Yes, it is just like that. It is just an everyday transaction to everyone except of course to the terrified girl herself, whom Madhu is given the task of preparing/dehumanizing the child before the crime so she doesn’t scream too much and put the old bastard off his game. You don’t think very much of Madhu right about now, now do you?
The choice of prejudice – and it is a choice – forces its victims into nearly impossible choices. If you were shunned and abandoned by your family and the only quasi-family around that might just accept you, might you (do pardon the term) have your dick cut off to join them? Without anesthetic? Don’t be quite so hasty in saying no. And, if you knew this child was doomed to repeated and repeated and repeated rape for money no matter what you did, might you not want to at least make that experience possibly just a shade less painful? After all, the real pain to a Madhu isn’t the rape, it’s the rejection that led to it.

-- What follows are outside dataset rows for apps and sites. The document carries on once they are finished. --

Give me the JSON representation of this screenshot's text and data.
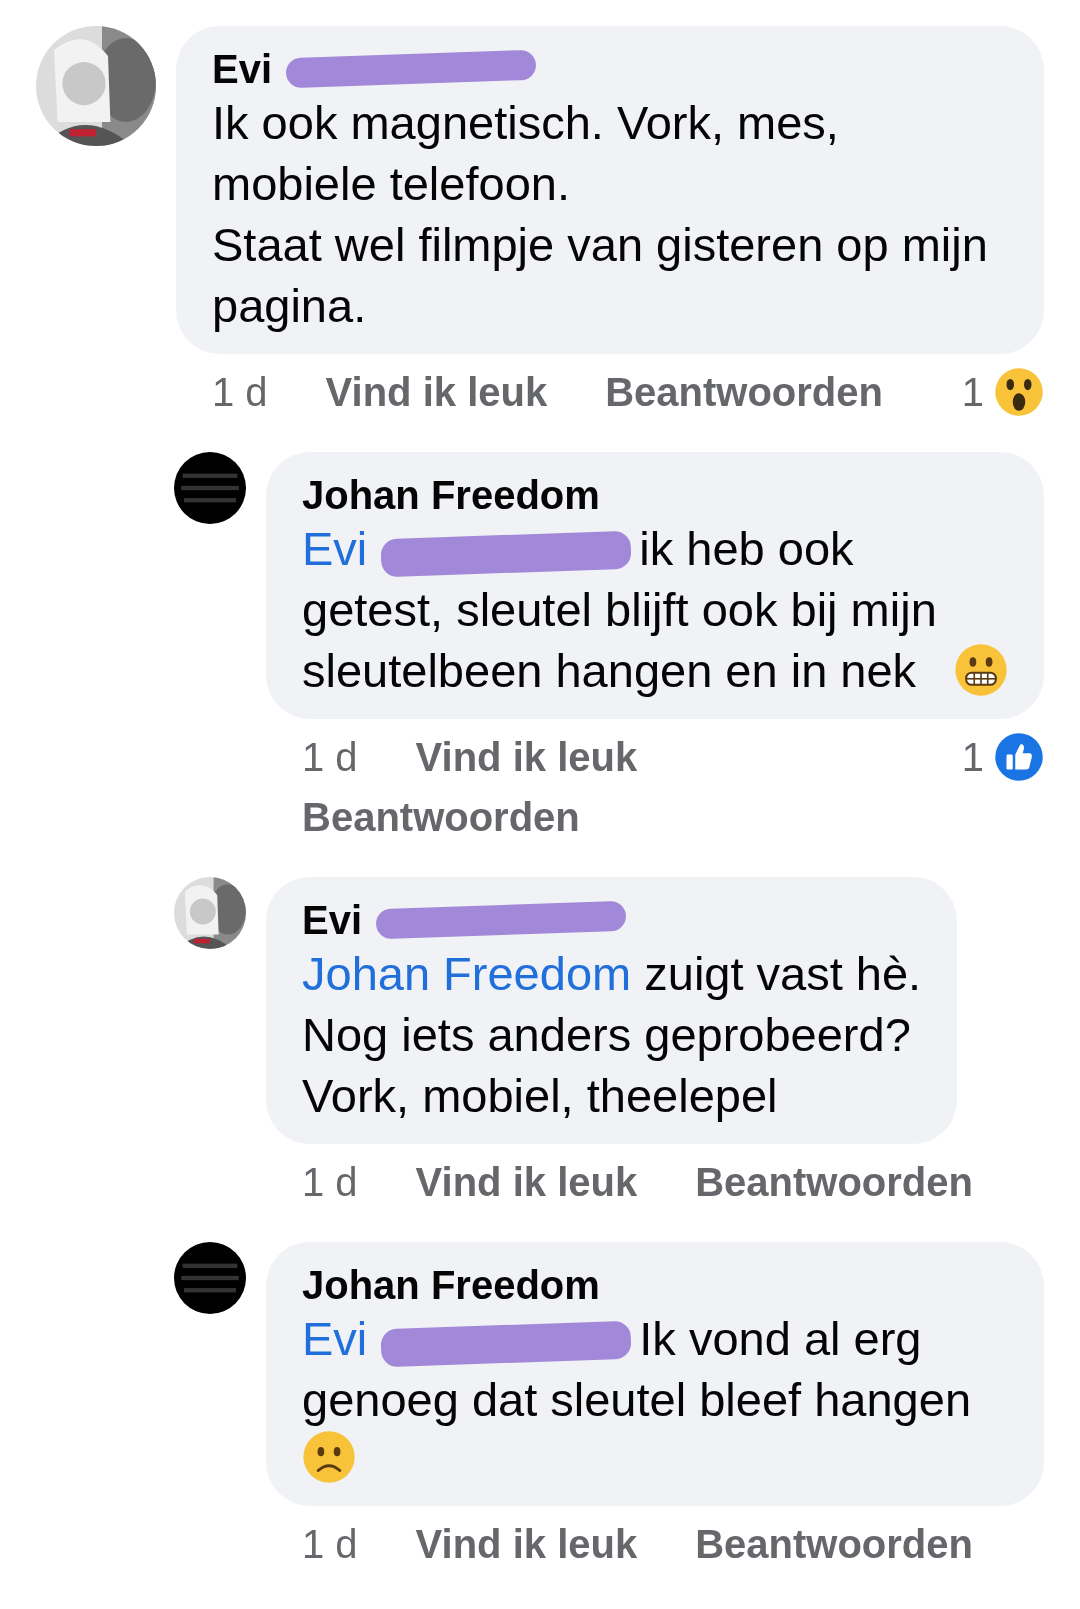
{
  "comments": [
    {
      "reply": false,
      "name": "Evi",
      "redacted": true,
      "text": "Ik ook magnetisch. Vork, mes, mobiele telefoon.\nStaat wel filmpje van gisteren op mijn pagina.",
      "time": "1 d",
      "like": "Vind ik leuk",
      "answer": "Beantwoorden",
      "reaction": {
        "count": "1",
        "kind": "wow"
      }
    },
    {
      "reply": true,
      "avatar": {
        "kind": "black"
      },
      "name": "Johan Freedom",
      "mention": "Evi",
      "mention_redacted": true,
      "text": "ik heb ook getest, sleutel blijft ook bij mijn sleutelbeen hangen en in nek",
      "emoji": {
        "kind": "grimace"
      },
      "time": "1 d",
      "like": "Vind ik leuk",
      "answer": "Beantwoorden",
      "reaction": {
        "count": "1",
        "kind": "like"
      }
    },
    {
      "reply": true,
      "name": "Evi",
      "redacted": true,
      "mention": "Johan Freedom",
      "text": "zuigt vast hè.\nNog iets anders geprobeerd?\nVork, mobiel, theelepel",
      "time": "1 d",
      "like": "Vind ik leuk",
      "answer": "Beantwoorden"
    },
    {
      "reply": true,
      "avatar": {
        "kind": "black"
      },
      "name": "Johan Freedom",
      "mention": "Evi",
      "mention_redacted": true,
      "text": "Ik vond al erg genoeg dat sleutel bleef hangen",
      "emoji": {
        "kind": "frown"
      },
      "time": "1 d",
      "like": "Vind ik leuk",
      "answer": "Beantwoorden"
    }
  ]
}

I will not in any way pretend that The Parcel is an easy read. It’s not. It is draining and awful and disturbing on every page. Yet, it does in its own way enrich for a survivor’s tale is the best we can hope for in our own lives. We carry on. ◊
Hubert O’Hearn is a writer/editor born in Canada and currently living in Ireland. Author of four books, as a reviewer he has previously been on the editorial staff of Winnipeg Review, San Francisco Book Review, Le Herald de Paris et Cie and many other publications.